Web page and app entries
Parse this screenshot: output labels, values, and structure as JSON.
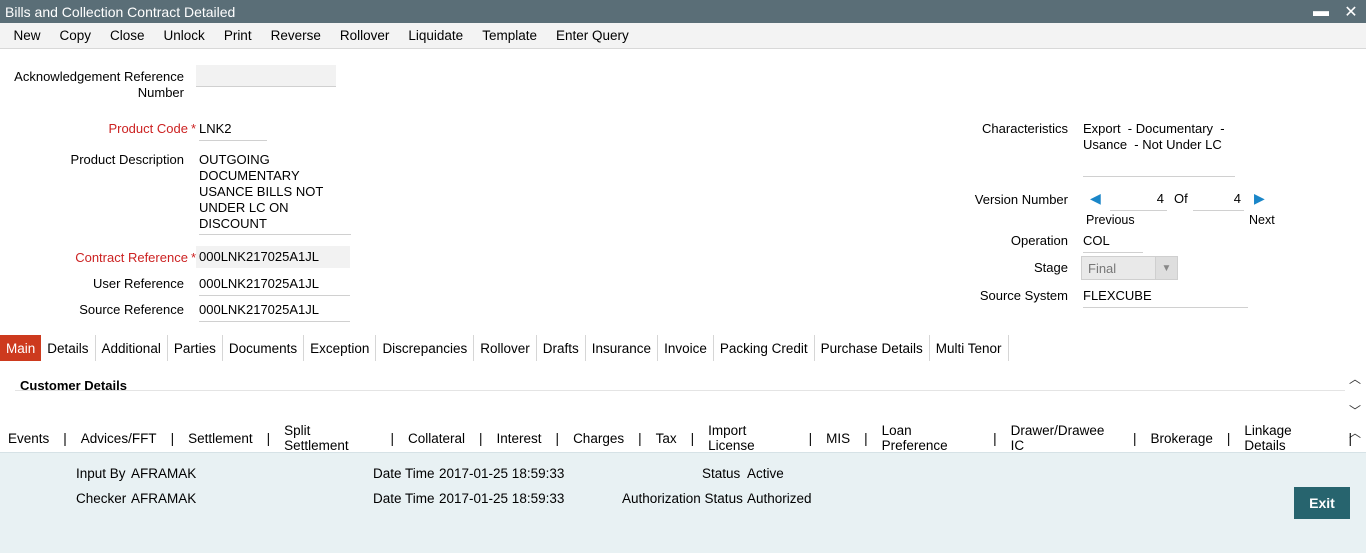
{
  "window": {
    "title": "Bills and Collection Contract Detailed",
    "minimize_glyph": "▬",
    "close_glyph": "✕"
  },
  "menu": [
    "New",
    "Copy",
    "Close",
    "Unlock",
    "Print",
    "Reverse",
    "Rollover",
    "Liquidate",
    "Template",
    "Enter Query"
  ],
  "form": {
    "ack_ref_label_1": "Acknowledgement Reference",
    "ack_ref_label_2": "Number",
    "ack_ref_value": "",
    "product_code_label": "Product Code",
    "product_code_value": "LNK2",
    "product_desc_label": "Product Description",
    "product_desc_lines": [
      "OUTGOING",
      "DOCUMENTARY",
      "USANCE BILLS NOT",
      "UNDER LC ON",
      "DISCOUNT"
    ],
    "contract_ref_label": "Contract Reference",
    "contract_ref_value": "000LNK217025A1JL",
    "user_ref_label": "User Reference",
    "user_ref_value": "000LNK217025A1JL",
    "source_ref_label": "Source Reference",
    "source_ref_value": "000LNK217025A1JL",
    "required_marker": "*",
    "characteristics_label": "Characteristics",
    "characteristics_line1": "Export  - Documentary  -",
    "characteristics_line2": "Usance  - Not Under LC",
    "version_label": "Version Number",
    "version_current": "4",
    "version_of": "Of",
    "version_total": "4",
    "previous_label": "Previous",
    "next_label": "Next",
    "operation_label": "Operation",
    "operation_value": "COL",
    "stage_label": "Stage",
    "stage_value": "Final",
    "source_system_label": "Source System",
    "source_system_value": "FLEXCUBE"
  },
  "tabs": [
    "Main",
    "Details",
    "Additional",
    "Parties",
    "Documents",
    "Exception",
    "Discrepancies",
    "Rollover",
    "Drafts",
    "Insurance",
    "Invoice",
    "Packing Credit",
    "Purchase Details",
    "Multi Tenor"
  ],
  "active_tab": "Main",
  "section": {
    "title": "Customer Details"
  },
  "sublinks": [
    "Events",
    "Advices/FFT",
    "Settlement",
    "Split Settlement",
    "Collateral",
    "Interest",
    "Charges",
    "Tax",
    "Import License",
    "MIS",
    "Loan Preference",
    "Drawer/Drawee IC",
    "Brokerage",
    "Linkage Details"
  ],
  "footer": {
    "input_by_label": "Input By",
    "input_by_value": "AFRAMAK",
    "checker_label": "Checker",
    "checker_value": "AFRAMAK",
    "datetime_label": "Date Time",
    "datetime_input": "2017-01-25 18:59:33",
    "datetime_checker": "2017-01-25 18:59:33",
    "status_label": "Status",
    "status_value": "Active",
    "auth_status_label": "Authorization Status",
    "auth_status_value": "Authorized",
    "exit_label": "Exit"
  },
  "colors": {
    "title_bar": "#5a6e77",
    "active_tab": "#cd3a1e",
    "required": "#cc2222",
    "footer_bg": "#e8f1f3",
    "exit_button": "#27646e",
    "nav_arrow": "#1a86c8"
  }
}
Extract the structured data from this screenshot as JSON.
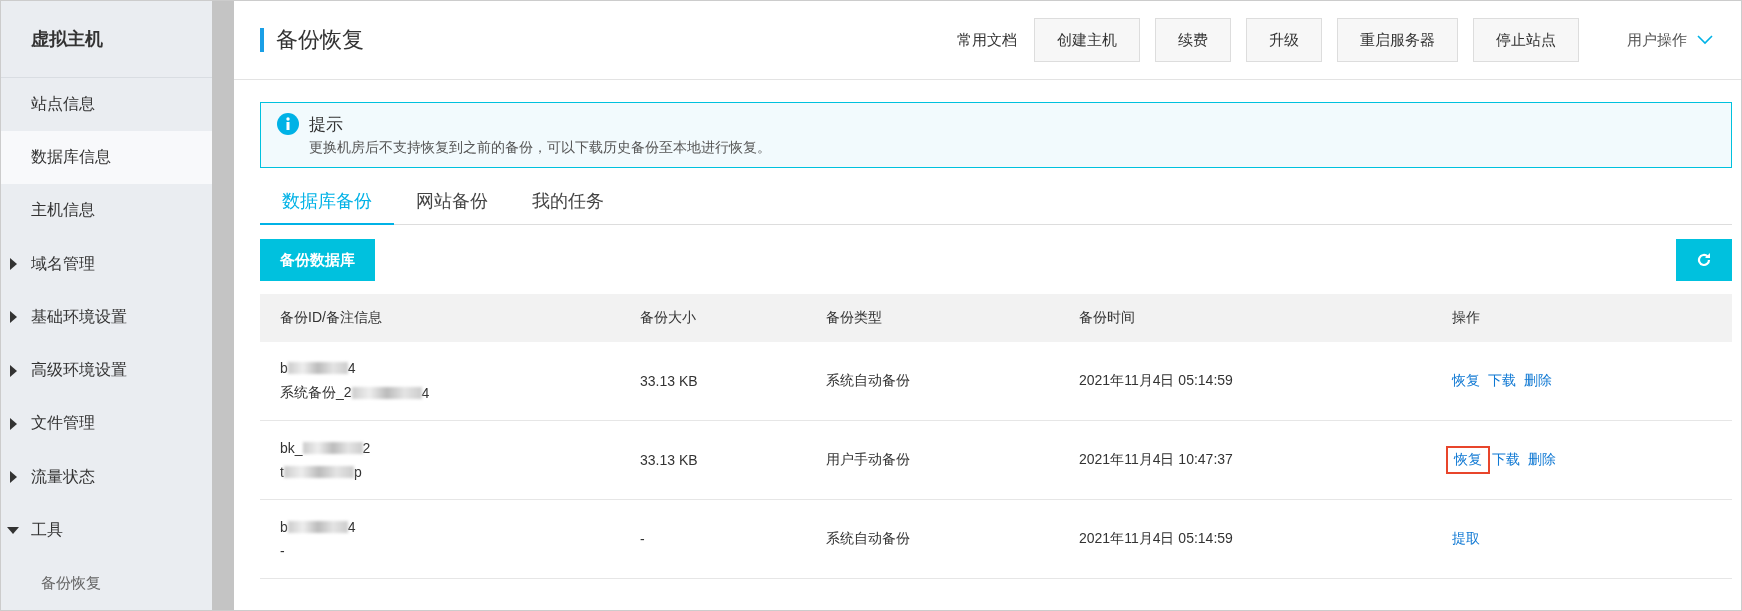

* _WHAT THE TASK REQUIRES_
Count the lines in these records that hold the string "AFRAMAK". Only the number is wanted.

* _TASK ANSWER_
2